Reaching your audience is the key to successful marketing, but in order to reach them, you have to really KNOW them. Who are they? What do they like? How do they communicate? What’s the best way to communicate with them? We’ve broken down your various demographics into some simple descriptions that might help you understand your target markets a little better.
As might be expected, men and women have very different approaches to buying things, whether it’s shoes, electronics or houses. Women like upbeat, sentimental, and aspirational imagery, and lots of details. They’re multi-taskers, so shopping is more social and interactive. They enjoy shopping as an experience (i.e. design centers and vignettes), and love to get a great deal on something (i.e. special offers).
Men are more product-driven and practical. They like large photos and not a lot of detail. They don’t mind paying more if it’s for quality. (i.e. Is this the best [house, water heater, roofing, carpeting]? Great!) They’re also more competitive. (Is my [house, water heater, roofing, carpeting] better than someone else’s? Even better!)
When you break your demographics down by age groups/generations, things get even more interesting. One of the biggest differences is the role that technology plays in their lives.
The youngest group of buyers (Gen Y/Millennials) is in their very early 20’s through 30’s. They are very comfortable with technology; in fact, it’s an intrinsic part of the lives. (i.e. Drop zones and recharging stations. Space for a laptop in the kitchen.) They’ve seen their financial situation decimated by the Recession, so they tend to be short on cash. They can absorb a lot of information, so don’t be afraid to give it to them. The internet is the obvious advertising milieu for Millennials. They like ads that are simple with strong imagery. They’re like innovation, so interesting web marketing will reach them.

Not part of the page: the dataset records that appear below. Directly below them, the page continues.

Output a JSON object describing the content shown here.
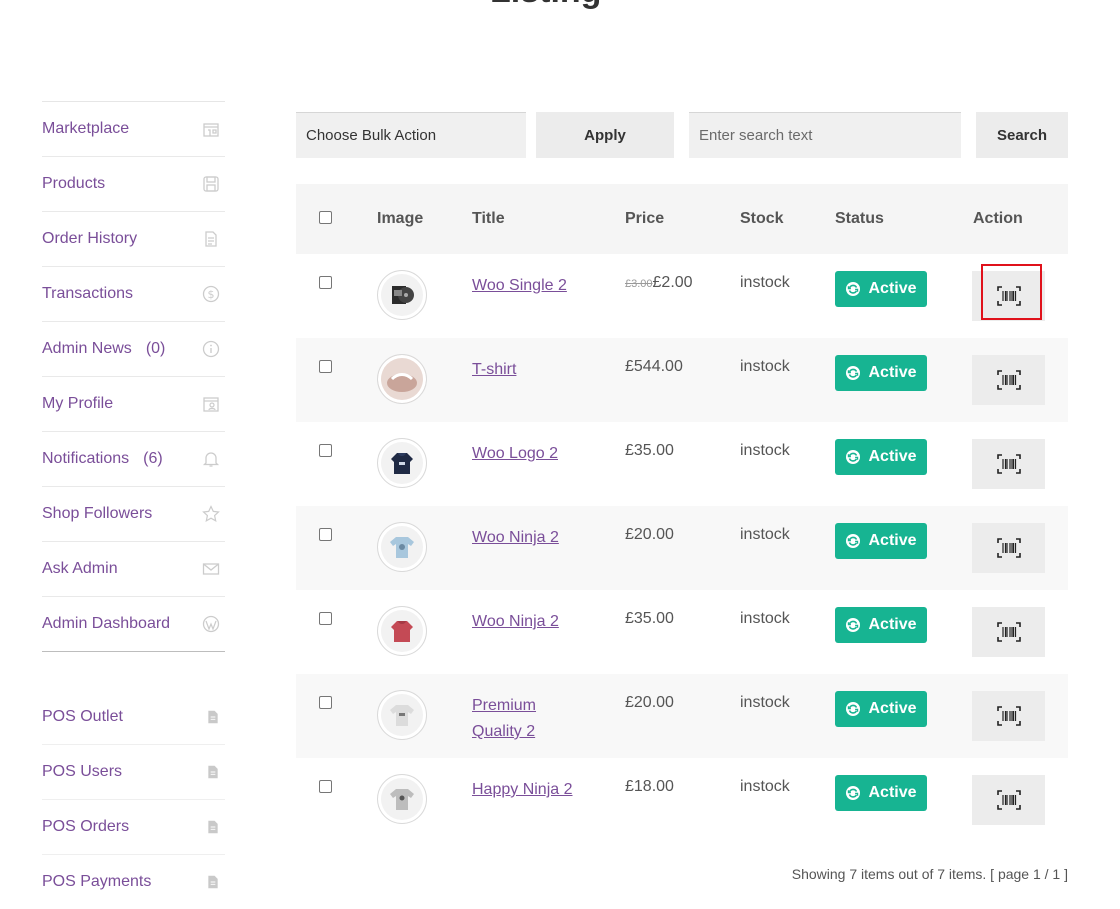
{
  "page_title": "Listing",
  "sidebar": {
    "items": [
      {
        "label": "Marketplace",
        "count": ""
      },
      {
        "label": "Products",
        "count": ""
      },
      {
        "label": "Order History",
        "count": ""
      },
      {
        "label": "Transactions",
        "count": ""
      },
      {
        "label": "Admin News",
        "count": "(0)"
      },
      {
        "label": "My Profile",
        "count": ""
      },
      {
        "label": "Notifications",
        "count": "(6)"
      },
      {
        "label": "Shop Followers",
        "count": ""
      },
      {
        "label": "Ask Admin",
        "count": ""
      },
      {
        "label": "Admin Dashboard",
        "count": ""
      }
    ],
    "pos_items": [
      {
        "label": "POS Outlet"
      },
      {
        "label": "POS Users"
      },
      {
        "label": "POS Orders"
      },
      {
        "label": "POS Payments"
      }
    ]
  },
  "toolbar": {
    "bulk_action_label": "Choose Bulk Action",
    "apply_label": "Apply",
    "search_placeholder": "Enter search text",
    "search_label": "Search"
  },
  "table": {
    "headers": [
      "Image",
      "Title",
      "Price",
      "Stock",
      "Status",
      "Action"
    ],
    "rows": [
      {
        "title": "Woo Single 2",
        "old_price": "£3.00",
        "price": "£2.00",
        "stock": "instock",
        "status": "Active"
      },
      {
        "title": "T-shirt",
        "old_price": "",
        "price": "£544.00",
        "stock": "instock",
        "status": "Active"
      },
      {
        "title": "Woo Logo 2",
        "old_price": "",
        "price": "£35.00",
        "stock": "instock",
        "status": "Active"
      },
      {
        "title": "Woo Ninja 2",
        "old_price": "",
        "price": "£20.00",
        "stock": "instock",
        "status": "Active"
      },
      {
        "title": "Woo Ninja 2",
        "old_price": "",
        "price": "£35.00",
        "stock": "instock",
        "status": "Active"
      },
      {
        "title": "Premium Quality 2",
        "old_price": "",
        "price": "£20.00",
        "stock": "instock",
        "status": "Active"
      },
      {
        "title": "Happy Ninja 2",
        "old_price": "",
        "price": "£18.00",
        "stock": "instock",
        "status": "Active"
      }
    ]
  },
  "pagination_text": "Showing 7 items out of 7 items. [ page 1 / 1 ]",
  "colors": {
    "accent": "#7a4e99",
    "status_active": "#17b492",
    "highlight": "#e0111b"
  }
}
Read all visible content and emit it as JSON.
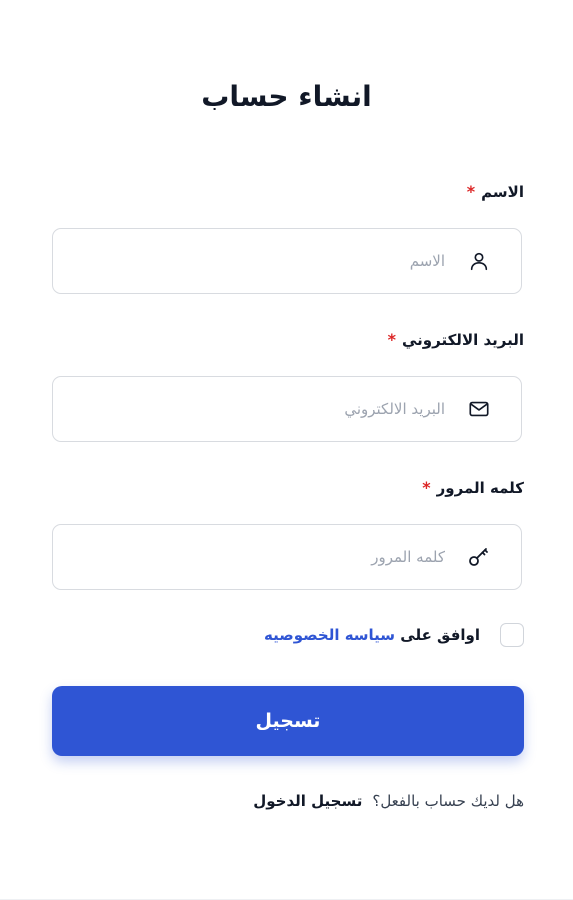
{
  "form": {
    "title": "انشاء حساب",
    "name_field": {
      "label": "الاسم",
      "required_mark": "*",
      "placeholder": "الاسم",
      "value": "",
      "icon": "user-icon"
    },
    "email_field": {
      "label": "البريد الالكتروني",
      "required_mark": "*",
      "placeholder": "البريد الالكتروني",
      "value": "",
      "icon": "mail-icon"
    },
    "password_field": {
      "label": "كلمه المرور",
      "required_mark": "*",
      "placeholder": "كلمه المرور",
      "value": "",
      "icon": "key-icon"
    },
    "agree": {
      "text": "اوافق على",
      "link_text": "سياسه الخصوصيه",
      "checked": false
    },
    "submit_label": "تسجيل",
    "login_prompt": {
      "question": "هل لديك حساب بالفعل؟",
      "link_text": "تسجيل الدخول"
    }
  },
  "colors": {
    "accent": "#2f55d4",
    "required": "#dc2626",
    "border": "#d8dbe0",
    "placeholder": "#9ca3af"
  }
}
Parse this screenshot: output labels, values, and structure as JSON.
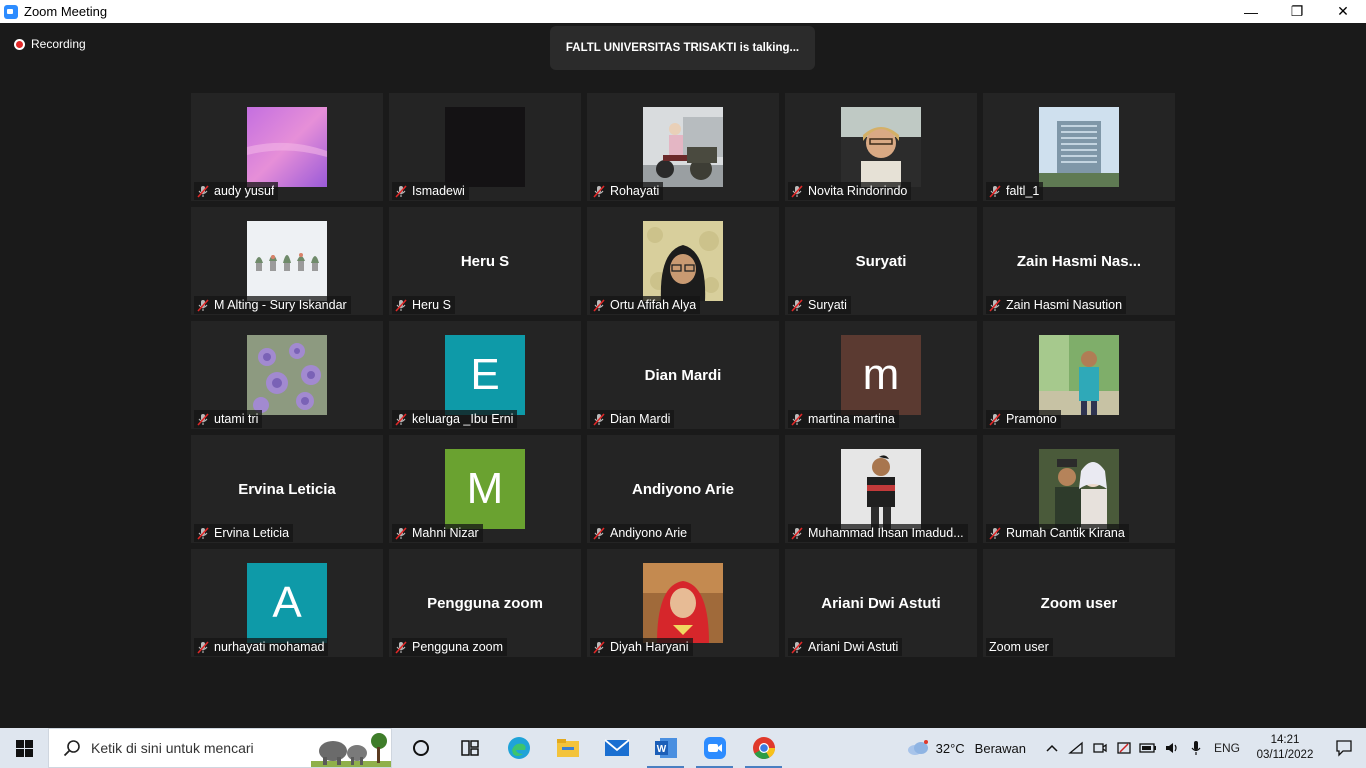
{
  "window": {
    "title": "Zoom Meeting",
    "minimize": "—",
    "maximize": "❐",
    "close": "✕"
  },
  "meeting": {
    "recording_label": "Recording",
    "talking_text": "FALTL UNIVERSITAS TRISAKTI is talking..."
  },
  "participants": [
    {
      "name": "audy yusuf",
      "kind": "photo",
      "photo": "pink-sky-photo",
      "muted": true
    },
    {
      "name": "Ismadewi",
      "kind": "photo",
      "photo": "dark-photo",
      "muted": true
    },
    {
      "name": "Rohayati",
      "kind": "photo",
      "photo": "motorbike-photo",
      "muted": true
    },
    {
      "name": "Novita Rindorindo",
      "kind": "photo",
      "photo": "car-selfie-photo",
      "muted": true
    },
    {
      "name": "faltl_1",
      "kind": "photo",
      "photo": "building-photo",
      "muted": true
    },
    {
      "name": "M Alting - Sury Iskandar",
      "kind": "photo",
      "photo": "plants-photo",
      "muted": true
    },
    {
      "name": "Heru S",
      "kind": "text",
      "display": "Heru S",
      "muted": true
    },
    {
      "name": "Ortu Afifah Alya",
      "kind": "photo",
      "photo": "hijab-portrait-photo",
      "muted": true
    },
    {
      "name": "Suryati",
      "kind": "text",
      "display": "Suryati",
      "muted": true
    },
    {
      "name": "Zain Hasmi Nasution",
      "kind": "text",
      "display": "Zain Hasmi Nas...",
      "muted": true
    },
    {
      "name": "utami tri",
      "kind": "photo",
      "photo": "purple-flowers-photo",
      "muted": true
    },
    {
      "name": "keluarga _Ibu Erni",
      "kind": "letter",
      "letter": "E",
      "color": "#0e9aa8",
      "muted": true
    },
    {
      "name": "Dian Mardi",
      "kind": "text",
      "display": "Dian Mardi",
      "muted": true
    },
    {
      "name": "martina martina",
      "kind": "letter",
      "letter": "m",
      "color": "#5b3a31",
      "muted": true
    },
    {
      "name": "Pramono",
      "kind": "photo",
      "photo": "man-hallway-photo",
      "muted": true
    },
    {
      "name": "Ervina Leticia",
      "kind": "text",
      "display": "Ervina Leticia",
      "muted": true
    },
    {
      "name": "Mahni Nizar",
      "kind": "letter",
      "letter": "M",
      "color": "#6aa230",
      "muted": true
    },
    {
      "name": "Andiyono Arie",
      "kind": "text",
      "display": "Andiyono Arie",
      "muted": true
    },
    {
      "name": "Muhammad Ihsan Imadud...",
      "kind": "photo",
      "photo": "man-jacket-photo",
      "muted": true
    },
    {
      "name": "Rumah Cantik Kirana",
      "kind": "photo",
      "photo": "couple-photo",
      "muted": true
    },
    {
      "name": "nurhayati mohamad",
      "kind": "letter",
      "letter": "A",
      "color": "#0e9aa8",
      "muted": true
    },
    {
      "name": "Pengguna zoom",
      "kind": "text",
      "display": "Pengguna zoom",
      "muted": true
    },
    {
      "name": "Diyah Haryani",
      "kind": "photo",
      "photo": "red-hijab-photo",
      "muted": true
    },
    {
      "name": "Ariani Dwi Astuti",
      "kind": "text",
      "display": "Ariani Dwi Astuti",
      "muted": true
    },
    {
      "name": "Zoom user",
      "kind": "text",
      "display": "Zoom user",
      "muted": false
    }
  ],
  "taskbar": {
    "search_placeholder": "Ketik di sini untuk mencari",
    "apps": [
      "task-view-icon",
      "cortana-icon",
      "edge-icon",
      "file-explorer-icon",
      "mail-icon",
      "word-icon",
      "zoom-icon",
      "chrome-icon"
    ],
    "weather_temp": "32°C",
    "weather_cond": "Berawan",
    "language": "ENG",
    "time": "14:21",
    "date": "03/11/2022"
  },
  "colors": {
    "accent": "#2d8cff",
    "muted_mic": "#e02828",
    "tile_bg": "#242424",
    "taskbar_bg": "#dfe6ef"
  }
}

The next group are the so-called “Gen Xers” – buyers in their 30’s, 40’s and early 50’s. Some of them are just getting married and having kids, while the older ones are heading toward empty nesting. As the first generation of latchkey kids, they tend to be more self-reliant and frugal. Don’t try to “sell” them – they know their own minds, and know what they like. They appreciate accuracy and value – definitely substance over splash. Again – No BS. Though not as tech-driven as the Millennials, they are tech-savvy, so you can use search, pay-per-click, email and Facebook to reach them.
Lastly are the seemingly omnipresent Baby Boomers. Known for being flashy, fun and impulsive, they are not averse to spending money. Even though the first Boomers are close to 70, they see themselves as eternally young and adventurous. Hip nostalgia and youthful imagery are a good bet. They’re well educated and successful, so don’t talk down to them. They love their freedom and hate stress, so emphasize low maintenance and great warranties. They have integrated technology into their lives but are still comfortable with traditional media forms as well, so advertising across platforms is a good approach.
As you can see, when it comes to reaching your audiences, you’ve got your work cut out for you!
Myers Barnes is America’s favorite new home sales trainer, author, speaker and consultant. For more information, please visit www.myersbarnes.com.